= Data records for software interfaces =
========================

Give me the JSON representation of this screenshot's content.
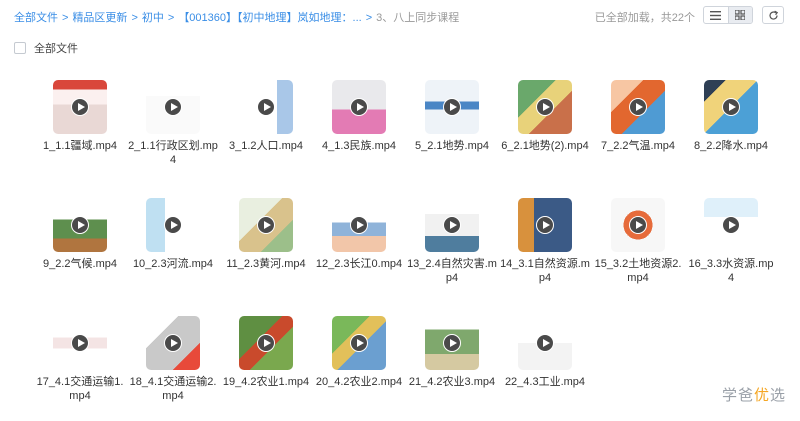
{
  "breadcrumb": {
    "items": [
      "全部文件",
      "精品区更新",
      "初中",
      "【001360】【初中地理】岚如地理：...",
      "3、八上同步课程"
    ],
    "separator": ">"
  },
  "status": {
    "loaded_text": "已全部加载，共22个"
  },
  "icons": {
    "list_view": "list-icon",
    "grid_view": "grid-icon",
    "refresh": "refresh-icon",
    "play": "play-icon"
  },
  "select_all": {
    "label": "全部文件"
  },
  "files": [
    {
      "name": "1_1.1疆域.mp4",
      "thumb": "map-red"
    },
    {
      "name": "2_1.1行政区划.mp4",
      "thumb": "white-red"
    },
    {
      "name": "3_1.2人口.mp4",
      "thumb": "slide-blue"
    },
    {
      "name": "4_1.3民族.mp4",
      "thumb": "pink-figure"
    },
    {
      "name": "5_2.1地势.mp4",
      "thumb": "table-blue"
    },
    {
      "name": "6_2.1地势(2).mp4",
      "thumb": "terrain"
    },
    {
      "name": "7_2.2气温.mp4",
      "thumb": "heat-map"
    },
    {
      "name": "8_2.2降水.mp4",
      "thumb": "rain-map"
    },
    {
      "name": "9_2.2气候.mp4",
      "thumb": "climate"
    },
    {
      "name": "10_2.3河流.mp4",
      "thumb": "rivers"
    },
    {
      "name": "11_2.3黄河.mp4",
      "thumb": "yellow-river"
    },
    {
      "name": "12_2.3长江0.mp4",
      "thumb": "yangtze"
    },
    {
      "name": "13_2.4自然灾害.mp4",
      "thumb": "disaster"
    },
    {
      "name": "14_3.1自然资源.mp4",
      "thumb": "resources"
    },
    {
      "name": "15_3.2土地资源2.mp4",
      "thumb": "pie"
    },
    {
      "name": "16_3.3水资源.mp4",
      "thumb": "water-table"
    },
    {
      "name": "17_4.1交通运输1.mp4",
      "thumb": "transport"
    },
    {
      "name": "18_4.1交通运输2.mp4",
      "thumb": "china-map"
    },
    {
      "name": "19_4.2农业1.mp4",
      "thumb": "agri-1"
    },
    {
      "name": "20_4.2农业2.mp4",
      "thumb": "agri-2"
    },
    {
      "name": "21_4.2农业3.mp4",
      "thumb": "agri-3"
    },
    {
      "name": "22_4.3工业.mp4",
      "thumb": "industry"
    }
  ],
  "watermark": {
    "text_main": "学爸",
    "text_accent": "优",
    "text_tail": "选"
  },
  "colors": {
    "link": "#3a8ee6",
    "muted": "#999999",
    "accent": "#f5a623"
  }
}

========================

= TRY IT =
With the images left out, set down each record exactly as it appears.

= TASK SOLUTION =
Give me the JSON representation of this screenshot's content.
{
  "breadcrumb": {
    "items": [
      "全部文件",
      "精品区更新",
      "初中",
      "【001360】【初中地理】岚如地理：...",
      "3、八上同步课程"
    ],
    "separator": ">"
  },
  "status": {
    "loaded_text": "已全部加载，共22个"
  },
  "icons": {
    "list_view": "list-icon",
    "grid_view": "grid-icon",
    "refresh": "refresh-icon",
    "play": "play-icon"
  },
  "select_all": {
    "label": "全部文件"
  },
  "files": [
    {
      "name": "1_1.1疆域.mp4",
      "thumb": "map-red"
    },
    {
      "name": "2_1.1行政区划.mp4",
      "thumb": "white-red"
    },
    {
      "name": "3_1.2人口.mp4",
      "thumb": "slide-blue"
    },
    {
      "name": "4_1.3民族.mp4",
      "thumb": "pink-figure"
    },
    {
      "name": "5_2.1地势.mp4",
      "thumb": "table-blue"
    },
    {
      "name": "6_2.1地势(2).mp4",
      "thumb": "terrain"
    },
    {
      "name": "7_2.2气温.mp4",
      "thumb": "heat-map"
    },
    {
      "name": "8_2.2降水.mp4",
      "thumb": "rain-map"
    },
    {
      "name": "9_2.2气候.mp4",
      "thumb": "climate"
    },
    {
      "name": "10_2.3河流.mp4",
      "thumb": "rivers"
    },
    {
      "name": "11_2.3黄河.mp4",
      "thumb": "yellow-river"
    },
    {
      "name": "12_2.3长江0.mp4",
      "thumb": "yangtze"
    },
    {
      "name": "13_2.4自然灾害.mp4",
      "thumb": "disaster"
    },
    {
      "name": "14_3.1自然资源.mp4",
      "thumb": "resources"
    },
    {
      "name": "15_3.2土地资源2.mp4",
      "thumb": "pie"
    },
    {
      "name": "16_3.3水资源.mp4",
      "thumb": "water-table"
    },
    {
      "name": "17_4.1交通运输1.mp4",
      "thumb": "transport"
    },
    {
      "name": "18_4.1交通运输2.mp4",
      "thumb": "china-map"
    },
    {
      "name": "19_4.2农业1.mp4",
      "thumb": "agri-1"
    },
    {
      "name": "20_4.2农业2.mp4",
      "thumb": "agri-2"
    },
    {
      "name": "21_4.2农业3.mp4",
      "thumb": "agri-3"
    },
    {
      "name": "22_4.3工业.mp4",
      "thumb": "industry"
    }
  ],
  "watermark": {
    "text_main": "学爸",
    "text_accent": "优",
    "text_tail": "选"
  },
  "colors": {
    "link": "#3a8ee6",
    "muted": "#999999",
    "accent": "#f5a623"
  }
}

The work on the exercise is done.